And it's fantastic.
Mark your calendars, dear readers, because this is one of the rare days that I actually like something. A lot.
Fellow MFRer Pete Farrell, our co-worker and I were talking yesterday. Pete remarked that the Animal Collective write songs that sound like campfire sing-alongs on acid. Agreed. The swaying, drunken swagger that most Animal Collective songs have a has always been one of my favorite things about them. I love mayhem, and Strawberry Jam has loads of it.

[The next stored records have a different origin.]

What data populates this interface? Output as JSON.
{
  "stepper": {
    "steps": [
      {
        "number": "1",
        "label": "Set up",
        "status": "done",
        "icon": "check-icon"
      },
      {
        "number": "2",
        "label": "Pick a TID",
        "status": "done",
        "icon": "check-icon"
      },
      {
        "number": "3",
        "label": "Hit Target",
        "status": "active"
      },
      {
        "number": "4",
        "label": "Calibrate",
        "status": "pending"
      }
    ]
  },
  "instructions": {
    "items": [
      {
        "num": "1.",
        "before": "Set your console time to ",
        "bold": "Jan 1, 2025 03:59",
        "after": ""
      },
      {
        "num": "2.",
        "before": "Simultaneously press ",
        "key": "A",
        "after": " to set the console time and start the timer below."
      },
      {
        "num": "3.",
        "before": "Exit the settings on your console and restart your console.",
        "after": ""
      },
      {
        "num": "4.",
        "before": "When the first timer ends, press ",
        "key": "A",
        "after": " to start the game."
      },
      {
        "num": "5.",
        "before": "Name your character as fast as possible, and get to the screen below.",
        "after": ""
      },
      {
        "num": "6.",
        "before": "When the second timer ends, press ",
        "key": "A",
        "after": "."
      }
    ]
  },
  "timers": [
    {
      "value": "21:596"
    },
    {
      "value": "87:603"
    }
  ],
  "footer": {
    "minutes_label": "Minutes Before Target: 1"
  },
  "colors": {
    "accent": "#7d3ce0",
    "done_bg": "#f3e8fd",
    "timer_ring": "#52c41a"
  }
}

I've always found it hard to talk about Animal Collective in terms of over-arching sound and style. I don't know if they're about that as a band. Their core instrumentation is built of repetitive guitar parts that have enough jangle and bounce to them so that they keep moving. But really, it's always the little flourishes that make the song. The well-timed spoon sound on the second verse of "Winter Wonder Land," the little '70's sci-fi keyboard clip at the beginning of "#1" and the intermittent whistle in "Peacebone" are the types of sounds that build this album. It's shambolic and cluttered, but we can still find something to grasp on to underneath it all.
Panda Bear has always been a great singer, but I think the Avey moments define the vocals on this record. I know he enrages some people, because I guess his voice sucks or something, but he's like the Matt Sharp of Animal Collective. A falsetto shriek here and there is like the punctuation in an e.e. cummings poem: Panda Bear yodels on and drags this way and that, and I really do think that if it wasn't for Avey bustin' on in, Animal Collective songs – on all their records, not just Jam – would lose a lot of forward momentum. His vox mark ends where ends need to be marked, stresses stretches of song that need stressing and I appreciate that.
The funny thing is, I looked at some reviews on other sites after writing this, and Pitchfork really like Avey on this record, too. Is this the coming of the Avey Empire? Yes. Yes it is.
The bottom line is that Strawberry Jam is a phenomenal record. It has the perfect blend of momentum, songwriting and unpredictable little flourishes and perfect little moments.
Now, maybe it's the fact that I can count the amount of sleep I've gotten in the past 3 days on one hand, but stay tuned for another rare "April Wright Loves Something Moment," because Iron & Wine have a pretty damn good new album out.